Phenomenon common in agriculture
By Scott Bellile
A spontaneous combustion incident had New London firefighters extinguishing hay bales for four hours at a Cut-Off Road farm on Thursday, July 2.
Firefighters and farmers worked together just before 11 a.m. until 2:30 p.m. to put out wet hay bales that continually ignited at Hidden Creek Farm, a horse and cattle farm that produces beef. There were no injuries or structural damage, but 150 bales of hay were scorched, according to farm manager Brad Ketterhagen.
“It could have very easily been worse,” Ketterhagen said.
Ketterhagen said he smelled a strong odor in the barn where 900 bales of hay were stored. He and his workers hopped into two tractors and removed the wettest and smoldering bales from the barn.
Neighbors assisted, and the workers brought on a third tractor. Tractor drivers emerged from the barn with hay bales that firefighters then doused with water in the yard. Ketterhagen said the collaboration minimized the damage.
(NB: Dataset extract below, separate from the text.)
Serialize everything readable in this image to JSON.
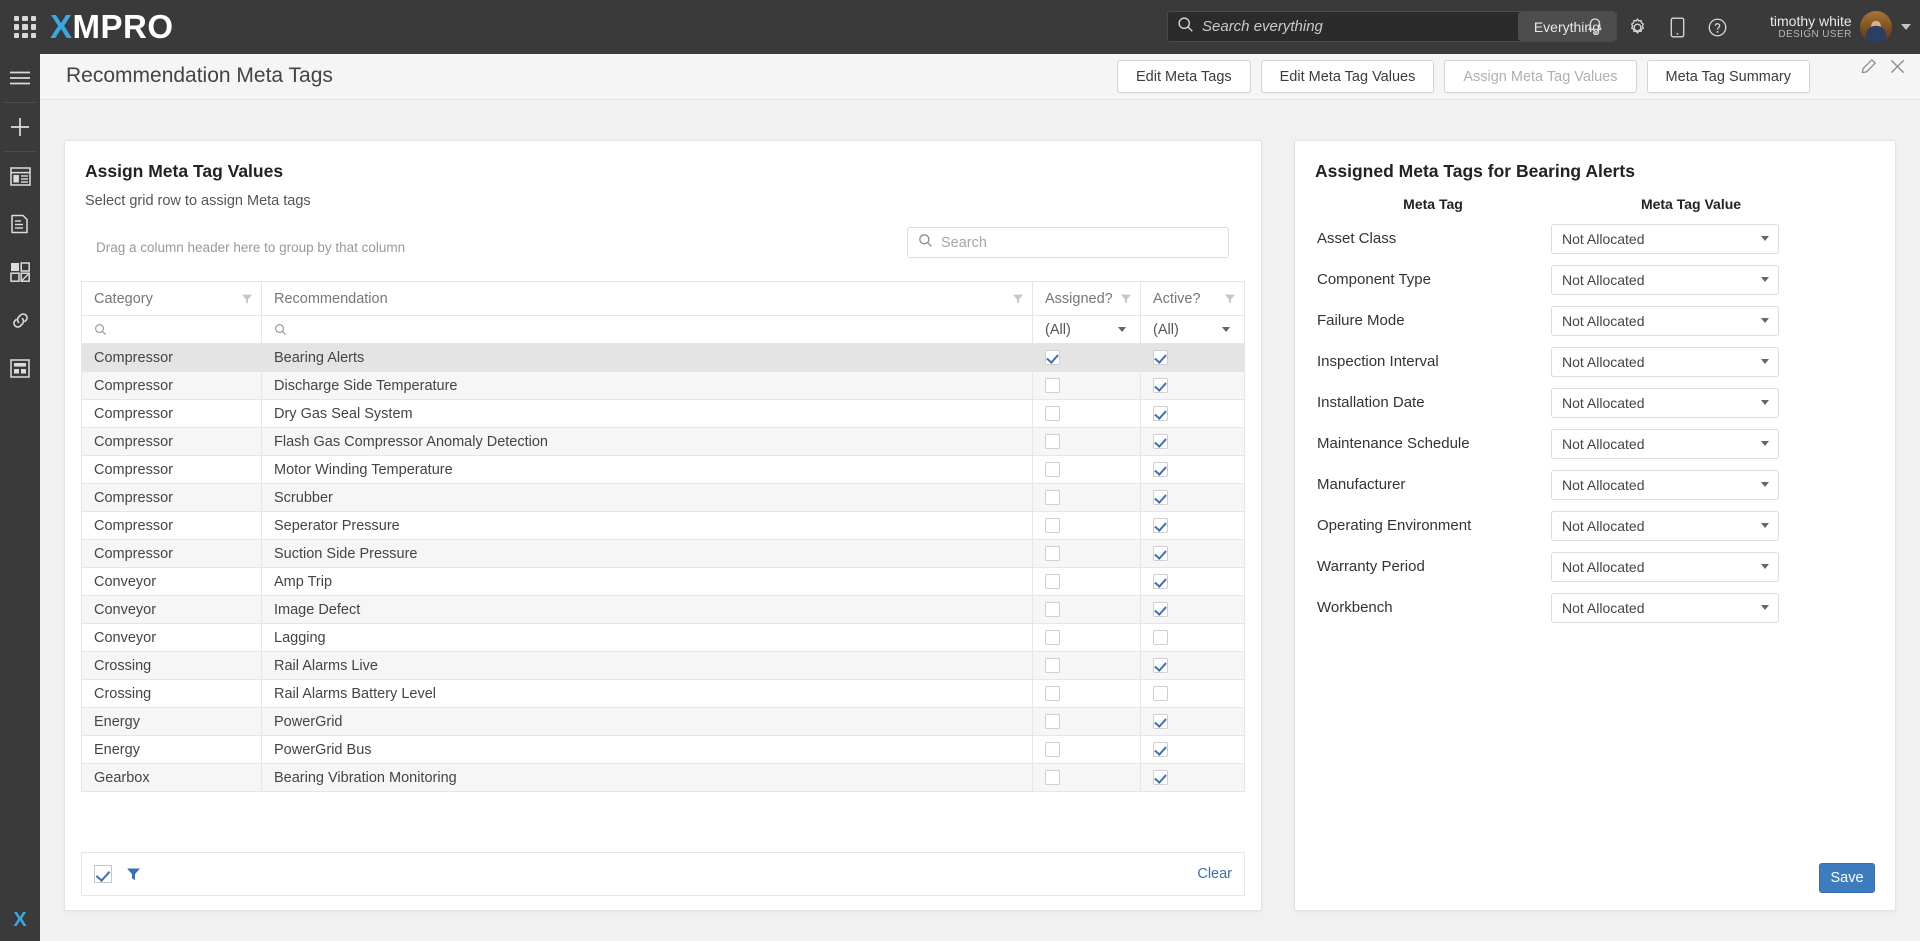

“I had plenty of tractors and some good-hearted people help me out for sure,” Ketterhagen said.
According to Washington State University Extension, hay becomes a fire hazard when it is stored at more than 15 percent moisture. The excess moisture, oxygen and pressure all work together to produce microbial growth and chemical change inside a hay bale.
The bale heats rapidly and may ignite when it reaches 180 to 212 degrees.
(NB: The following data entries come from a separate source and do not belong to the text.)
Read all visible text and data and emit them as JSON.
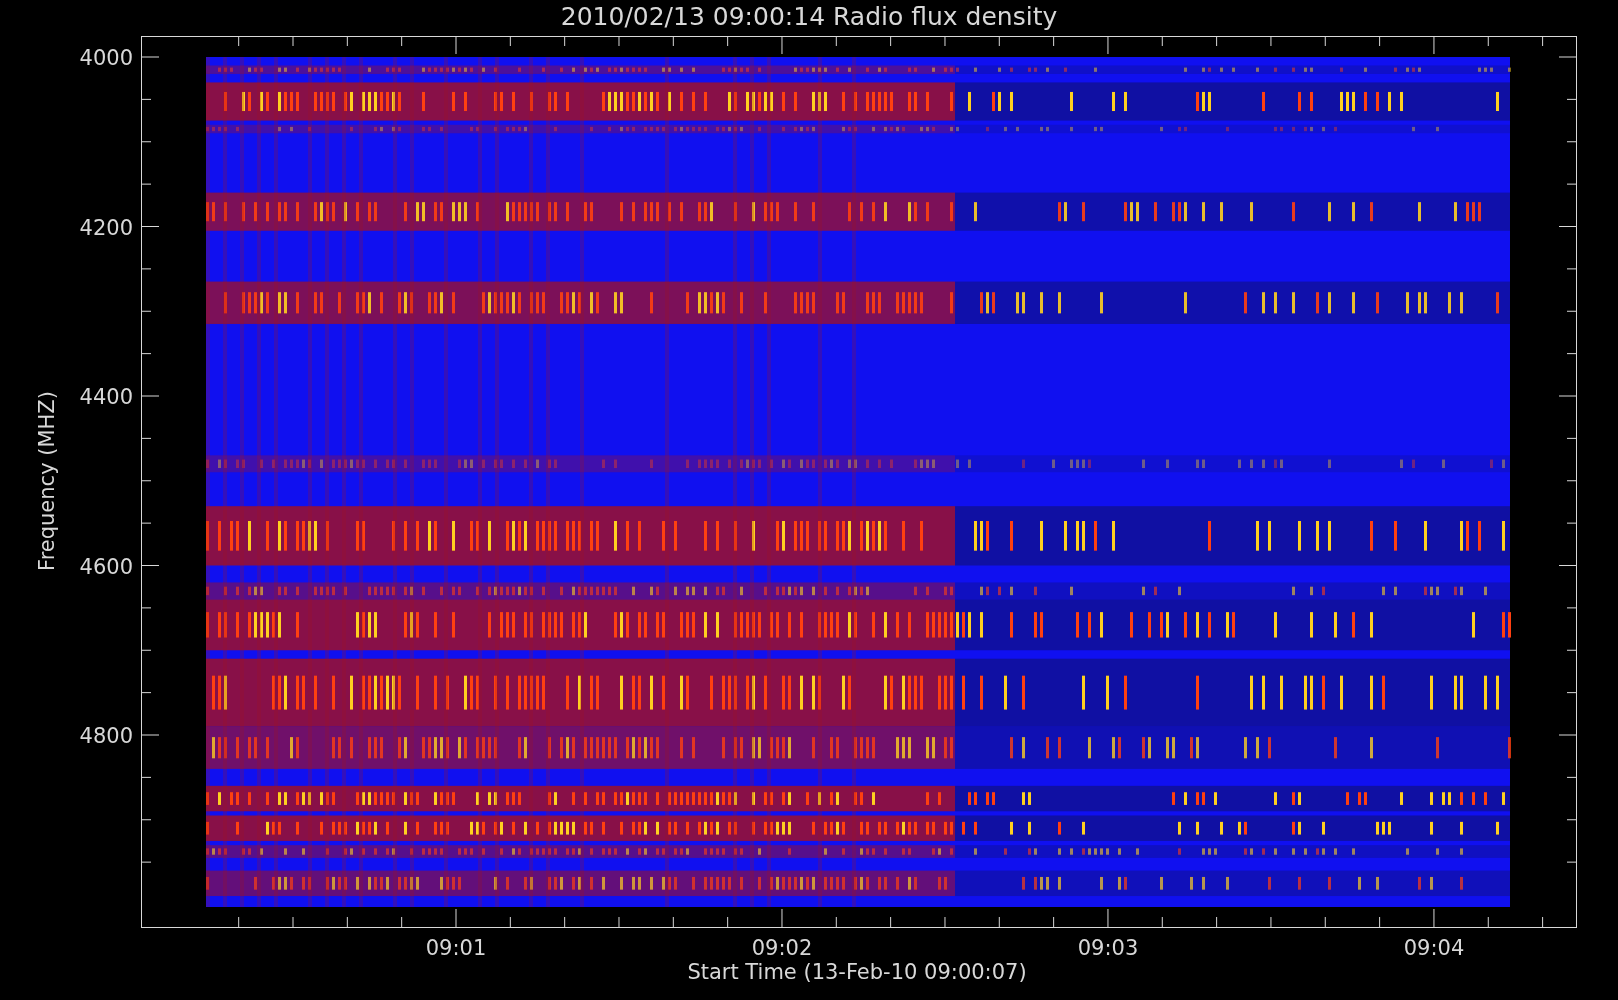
{
  "title": "2010/02/13 09:00:14 Radio flux density",
  "y_axis": {
    "label": "Frequency (MHZ)",
    "ticks": [
      "4000",
      "4200",
      "4400",
      "4600",
      "4800"
    ]
  },
  "x_axis": {
    "label": "Start Time (13-Feb-10 09:00:07)",
    "ticks": [
      "09:01",
      "09:02",
      "09:03",
      "09:04"
    ]
  }
}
“It’s something definitely to watch for,” Ketterhagen said.
The bales that ignited were mostly new-crop hay that was assembled a month ago after a “difficult” and wet spring, Ketterhagen said.
“I think they tried their best not to bale when the hay is wet, but it must have had too much moisture when they baled their own bales,” New London fire captain Don Conat said.
Conat said New London Fire Department responds to spontaneous combustions resulting from wet hay about twice per year, indicating that it’s not a new problem locally.
Luckily farms including Hidden Creek Farm are trending toward round hay bales rather than square ones, Conat said, which although equally flammable are easier to remove from barns in emergency situations.
Ketterhagen said on July 2 he planned to monitor the hay over the Fourth of July weekend to ensure nothing reheated and sparked.
No further incidents were reported over the weekend, New London Fire Chief Bart Roloff said Monday.